I’m in a foul mood, and there’s no reasoning with it. I’ve filled myself up with chocolates and it hasn’t sweetened a bit. There isn’t a — ta da!– here’s why coming, because I don’t know why.
I truly just woke up on the wrong side of the bed, which is a marvelous feat considering I do not sleep on a bed.
There have been reasons to sustain my mood. The rain and the wind is surely uncalled for, both of them strolling through my city like there’s room, nudging the fog and sun to the side like unwanted leftovers. The construction in the apartment below me is a symphony of din and smells sewer-like, and so do I probably after marinating in it all day, which of course I have to do because a person dies every six minutes in my county from Covid-19. There is an ache in my head that hides from medication, dancing between the bridge of my nose and the corner of my eye.

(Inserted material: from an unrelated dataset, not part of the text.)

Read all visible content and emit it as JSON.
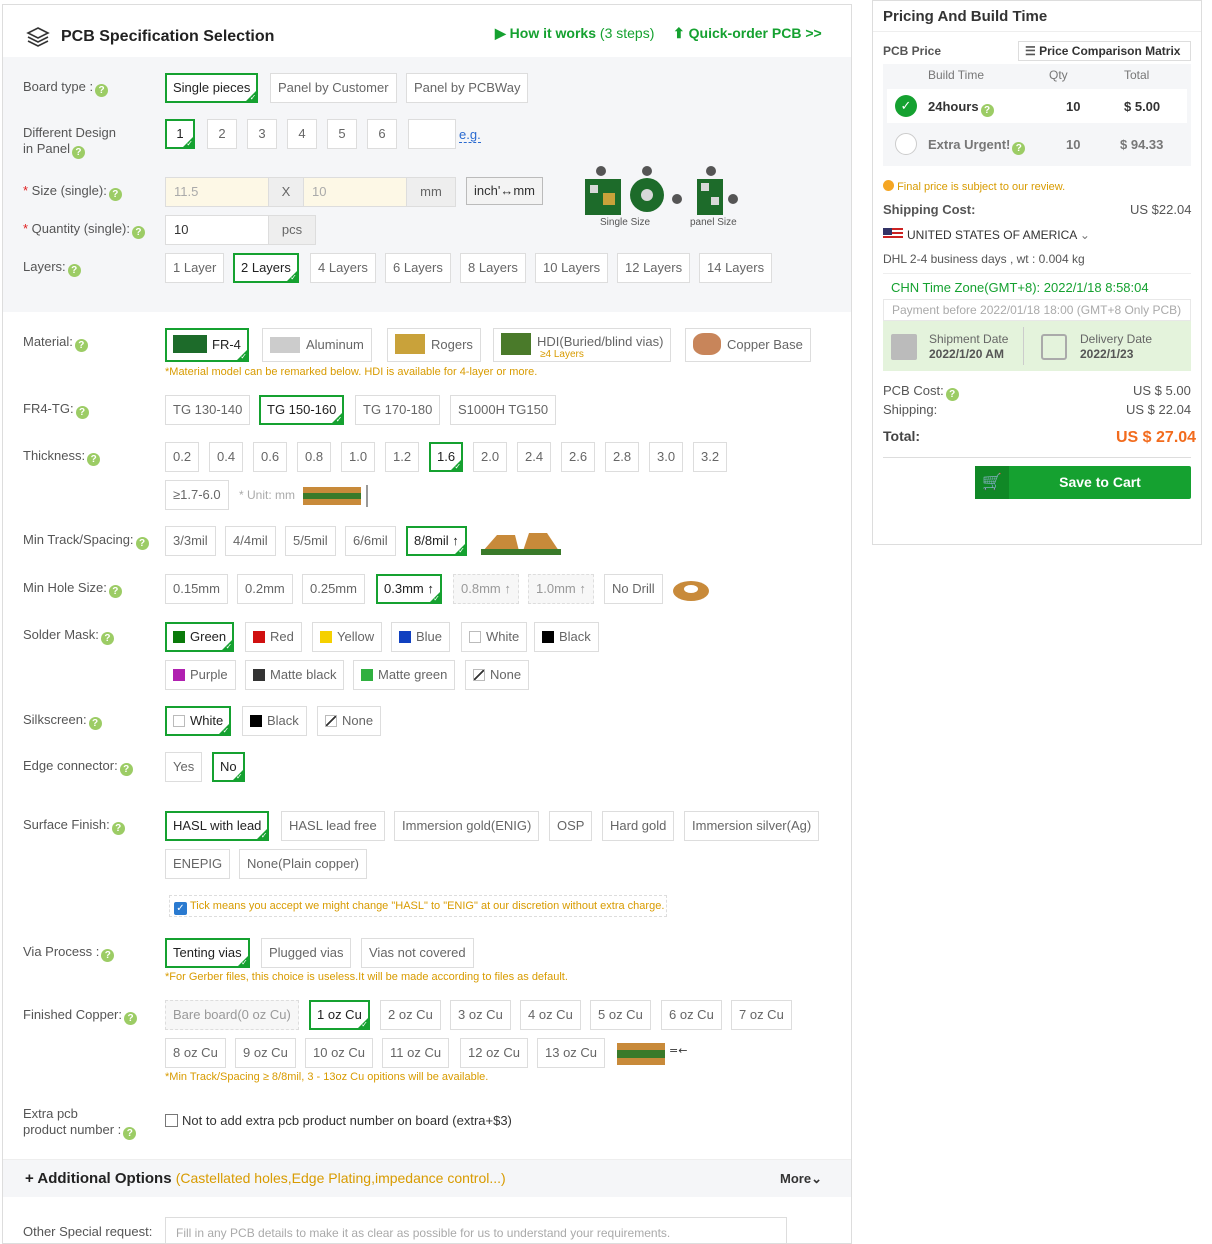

In a phone call interview, a potential employer was unkind, and set off a series of thoughts that brought me back to prison and death. There’s been so much of the latter.
Would it be unkind to never go to a funeral again?
I don’t know if I could stand it, and it isn’t the done thing to steal the show by proposing to someone at a wedding, or dying at a funeral.
It’s an issue of etiquette. I will literally die if I have to do it one more time, but of course– life has a funny way of testing my limits. Take a deep breath, it says. The deepest breath you think can hold. And then, as I’m holding, it says: take one more. And I do.
And every time, it turns out I can hold much more than I thought.
Did I ever mention my dislike of graduations? You see, my family overdid it. We went to graduation, after graduation, after graduation. For my five brothers and sisters, for my parents and uncles and aunties, for their students, for family friends. By the time I graduated high school, I was absolutely done with the things. Done with the overused quotes. Done with the universal cadence of a graduation speech and the never-comfortable chairs.
I still had to attend, though. My younger brother graduated high school just two years after me, and then my sister graduated college, and then my baby brother graduated high school, and then my little sister, and then I went to prison.
At some point, I remember sitting under a table, telling myself I couldn’t do one more. I wouldn’t.
I just wouldn’t.
When I got to the fire camp program, I was greeted by women I had met at various stages through my journey. They had already started the process of camp. I saw them come home, sweating and aching. I saw them run miles and miles and endless miles. I saw them cleaning rooftops, working like I’d never seen people work. Studying, with heart and focus– flipping through pages of fire information, even if they struggled through it.
When they graduated, I still wasn’t classified so I had to stay in my cell through the ceremony. Tears burned behind my eyes and I was so frustrated that I couldn’t be out there to celebrate them. To celebrate this monumental thing they had done.
I knocked on the door and did something I didn’t think I’d ever do: I begged to attend a graduation. Begged to take another deep breath on top of the too-many I’d already taken.
And I think of that today because I can’t pull my heart from prison memories, and I feel like I don’t want to. There was so much in there, so much in the women there, so much in the world that made the kind of women that could be there. They were so much more than that interviewer.
It is frustrating that I have limits in my ability to explain as much. It is frustrating that I didn’t say anything, and thought all day about whether or not I could say anything.
I can’t afford to, but I will.
I woke up on the wrong side of a deep breath of air. It feels like a chokehold. Everything feels like a poke against my skin and I am envious of the wild wind, knocking down everything in sight. I am envious of the clouds, how they shed all they’ve gathered with wide open arms. Wide arms in the gathering, wide arms in the let go. I am envious of the construction workers, making something of rubble.
They’ve pulled the ceiling off the floor below. They’ve shaken my old flooring so much there are gaps in the hardwood. It gets winter dark early here, and as they work below, the light shines through my floors and its like I am walking on the stars.
It smells here now like they say space smells, acrid and bitter and smoke.
It feels today now like they say it feels in space, lonely mostly.
I tip myself from the hardwood floor onto my kitchen linoleum.
Just like that, falling off the edge of the galaxy.
Just like that.